## What is needed
Could you please count how many lines in the data below hold the string "content"? Reply with only the number.

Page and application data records

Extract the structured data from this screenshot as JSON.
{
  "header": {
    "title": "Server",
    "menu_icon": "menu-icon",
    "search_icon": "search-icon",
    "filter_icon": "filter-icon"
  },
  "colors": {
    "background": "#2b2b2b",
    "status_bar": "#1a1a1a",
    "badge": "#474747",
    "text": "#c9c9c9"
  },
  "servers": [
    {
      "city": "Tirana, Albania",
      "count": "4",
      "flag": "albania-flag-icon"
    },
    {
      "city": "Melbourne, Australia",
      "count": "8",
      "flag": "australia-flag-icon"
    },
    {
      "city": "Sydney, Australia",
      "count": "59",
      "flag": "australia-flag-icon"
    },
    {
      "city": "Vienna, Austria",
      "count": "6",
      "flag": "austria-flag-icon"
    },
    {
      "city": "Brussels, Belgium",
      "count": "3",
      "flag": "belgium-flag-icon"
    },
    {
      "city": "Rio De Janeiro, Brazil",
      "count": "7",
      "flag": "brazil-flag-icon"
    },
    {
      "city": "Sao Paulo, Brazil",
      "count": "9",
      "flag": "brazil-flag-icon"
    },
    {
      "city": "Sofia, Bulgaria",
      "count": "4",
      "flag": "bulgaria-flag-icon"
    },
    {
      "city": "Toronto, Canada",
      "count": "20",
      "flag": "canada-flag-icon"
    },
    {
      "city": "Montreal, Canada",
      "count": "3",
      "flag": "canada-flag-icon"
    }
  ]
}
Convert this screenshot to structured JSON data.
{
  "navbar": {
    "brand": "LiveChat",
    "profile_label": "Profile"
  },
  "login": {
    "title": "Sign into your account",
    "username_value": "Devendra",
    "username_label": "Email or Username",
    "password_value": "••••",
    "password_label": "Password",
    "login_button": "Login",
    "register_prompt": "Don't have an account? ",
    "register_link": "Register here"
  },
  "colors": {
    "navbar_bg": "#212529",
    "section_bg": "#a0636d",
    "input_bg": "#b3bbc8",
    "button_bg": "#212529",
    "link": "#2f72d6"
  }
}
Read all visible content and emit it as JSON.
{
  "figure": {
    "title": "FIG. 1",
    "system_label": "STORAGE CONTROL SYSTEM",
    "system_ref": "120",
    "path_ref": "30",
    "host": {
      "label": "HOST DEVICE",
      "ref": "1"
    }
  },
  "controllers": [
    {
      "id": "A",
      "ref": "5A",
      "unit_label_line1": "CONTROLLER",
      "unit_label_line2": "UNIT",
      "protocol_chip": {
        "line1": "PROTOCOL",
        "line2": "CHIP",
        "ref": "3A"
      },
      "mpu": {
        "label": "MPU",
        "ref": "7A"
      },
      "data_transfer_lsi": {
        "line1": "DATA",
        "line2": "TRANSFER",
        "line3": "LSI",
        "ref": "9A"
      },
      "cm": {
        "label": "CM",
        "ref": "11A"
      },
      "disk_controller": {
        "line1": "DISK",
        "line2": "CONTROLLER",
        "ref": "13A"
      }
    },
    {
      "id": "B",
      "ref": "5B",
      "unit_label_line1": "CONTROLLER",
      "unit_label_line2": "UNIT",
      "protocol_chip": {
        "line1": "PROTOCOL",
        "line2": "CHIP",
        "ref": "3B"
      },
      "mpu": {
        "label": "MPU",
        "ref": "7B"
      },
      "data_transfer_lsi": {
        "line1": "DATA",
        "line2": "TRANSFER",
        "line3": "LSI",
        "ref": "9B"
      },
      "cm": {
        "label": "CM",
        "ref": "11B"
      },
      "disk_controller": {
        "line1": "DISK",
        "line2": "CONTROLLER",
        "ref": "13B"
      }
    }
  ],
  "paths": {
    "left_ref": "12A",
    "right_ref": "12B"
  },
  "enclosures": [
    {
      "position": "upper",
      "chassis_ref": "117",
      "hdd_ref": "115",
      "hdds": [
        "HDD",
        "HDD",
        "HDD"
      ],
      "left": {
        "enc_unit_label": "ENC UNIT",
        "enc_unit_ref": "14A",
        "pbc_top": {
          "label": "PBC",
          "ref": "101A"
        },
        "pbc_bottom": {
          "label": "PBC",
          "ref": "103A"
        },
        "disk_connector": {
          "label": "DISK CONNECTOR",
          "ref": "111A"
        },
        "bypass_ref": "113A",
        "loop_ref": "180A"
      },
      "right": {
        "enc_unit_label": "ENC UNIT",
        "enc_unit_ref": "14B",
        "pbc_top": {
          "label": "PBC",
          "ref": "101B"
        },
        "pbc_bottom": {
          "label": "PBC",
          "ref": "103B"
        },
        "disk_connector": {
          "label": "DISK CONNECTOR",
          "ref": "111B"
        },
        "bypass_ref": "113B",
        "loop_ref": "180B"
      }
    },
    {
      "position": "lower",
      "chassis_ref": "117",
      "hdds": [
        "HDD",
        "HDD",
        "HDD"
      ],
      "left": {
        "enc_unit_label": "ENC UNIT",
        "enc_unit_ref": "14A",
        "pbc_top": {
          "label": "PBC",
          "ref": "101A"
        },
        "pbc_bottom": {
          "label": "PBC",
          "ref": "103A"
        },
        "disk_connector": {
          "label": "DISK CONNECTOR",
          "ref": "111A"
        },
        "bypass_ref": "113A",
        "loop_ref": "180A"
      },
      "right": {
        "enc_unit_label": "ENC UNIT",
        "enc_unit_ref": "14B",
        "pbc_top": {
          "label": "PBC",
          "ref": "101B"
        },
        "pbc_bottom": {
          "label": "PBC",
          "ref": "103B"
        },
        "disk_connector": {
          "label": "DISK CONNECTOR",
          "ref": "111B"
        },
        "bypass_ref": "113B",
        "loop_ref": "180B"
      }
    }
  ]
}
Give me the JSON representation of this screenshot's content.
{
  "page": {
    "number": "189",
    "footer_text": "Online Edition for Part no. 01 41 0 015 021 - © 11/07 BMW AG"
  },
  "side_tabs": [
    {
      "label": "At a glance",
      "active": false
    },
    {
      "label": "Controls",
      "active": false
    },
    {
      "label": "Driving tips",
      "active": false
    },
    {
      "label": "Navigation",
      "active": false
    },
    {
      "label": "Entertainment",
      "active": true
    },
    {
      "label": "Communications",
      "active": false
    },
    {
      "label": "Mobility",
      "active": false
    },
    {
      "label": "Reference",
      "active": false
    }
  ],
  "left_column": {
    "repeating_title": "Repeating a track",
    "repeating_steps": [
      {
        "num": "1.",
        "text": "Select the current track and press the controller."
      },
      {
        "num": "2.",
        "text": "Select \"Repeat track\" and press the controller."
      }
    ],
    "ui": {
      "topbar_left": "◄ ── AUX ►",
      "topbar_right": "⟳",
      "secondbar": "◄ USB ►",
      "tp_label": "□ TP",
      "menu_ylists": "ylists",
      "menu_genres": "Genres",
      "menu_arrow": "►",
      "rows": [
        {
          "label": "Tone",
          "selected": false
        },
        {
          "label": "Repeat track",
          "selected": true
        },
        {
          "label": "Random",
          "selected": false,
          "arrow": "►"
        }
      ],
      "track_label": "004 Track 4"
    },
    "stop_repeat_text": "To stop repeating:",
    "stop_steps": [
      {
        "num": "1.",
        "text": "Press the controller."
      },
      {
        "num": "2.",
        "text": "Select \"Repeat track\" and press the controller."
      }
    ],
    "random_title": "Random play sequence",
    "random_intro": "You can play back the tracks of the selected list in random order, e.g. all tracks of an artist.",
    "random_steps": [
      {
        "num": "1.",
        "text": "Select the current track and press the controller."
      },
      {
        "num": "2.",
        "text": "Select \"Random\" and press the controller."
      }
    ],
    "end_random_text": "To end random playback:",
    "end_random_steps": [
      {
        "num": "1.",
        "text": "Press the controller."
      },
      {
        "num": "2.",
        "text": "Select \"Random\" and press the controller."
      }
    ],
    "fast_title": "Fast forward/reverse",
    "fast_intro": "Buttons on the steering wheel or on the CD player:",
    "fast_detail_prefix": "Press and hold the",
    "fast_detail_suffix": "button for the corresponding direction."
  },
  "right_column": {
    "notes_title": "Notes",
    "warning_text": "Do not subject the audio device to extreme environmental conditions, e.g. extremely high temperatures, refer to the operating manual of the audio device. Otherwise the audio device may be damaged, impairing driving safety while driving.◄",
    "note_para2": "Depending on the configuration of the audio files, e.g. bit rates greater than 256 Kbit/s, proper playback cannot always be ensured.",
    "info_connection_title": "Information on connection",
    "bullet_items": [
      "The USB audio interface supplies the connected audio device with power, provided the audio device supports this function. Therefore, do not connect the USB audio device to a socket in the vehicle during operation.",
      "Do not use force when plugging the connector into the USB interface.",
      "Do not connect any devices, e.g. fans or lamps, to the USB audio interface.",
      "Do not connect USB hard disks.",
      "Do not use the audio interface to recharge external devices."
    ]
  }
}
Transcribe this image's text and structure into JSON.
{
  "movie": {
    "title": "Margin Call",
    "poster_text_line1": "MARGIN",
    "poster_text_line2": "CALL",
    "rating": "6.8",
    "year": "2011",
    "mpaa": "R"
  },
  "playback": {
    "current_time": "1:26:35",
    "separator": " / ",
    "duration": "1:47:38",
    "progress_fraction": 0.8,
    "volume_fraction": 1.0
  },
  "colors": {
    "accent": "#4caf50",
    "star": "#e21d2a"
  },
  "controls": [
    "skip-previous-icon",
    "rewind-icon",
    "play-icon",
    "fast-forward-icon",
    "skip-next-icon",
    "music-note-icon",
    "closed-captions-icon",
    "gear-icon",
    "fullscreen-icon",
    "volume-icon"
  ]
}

## Response to this task
2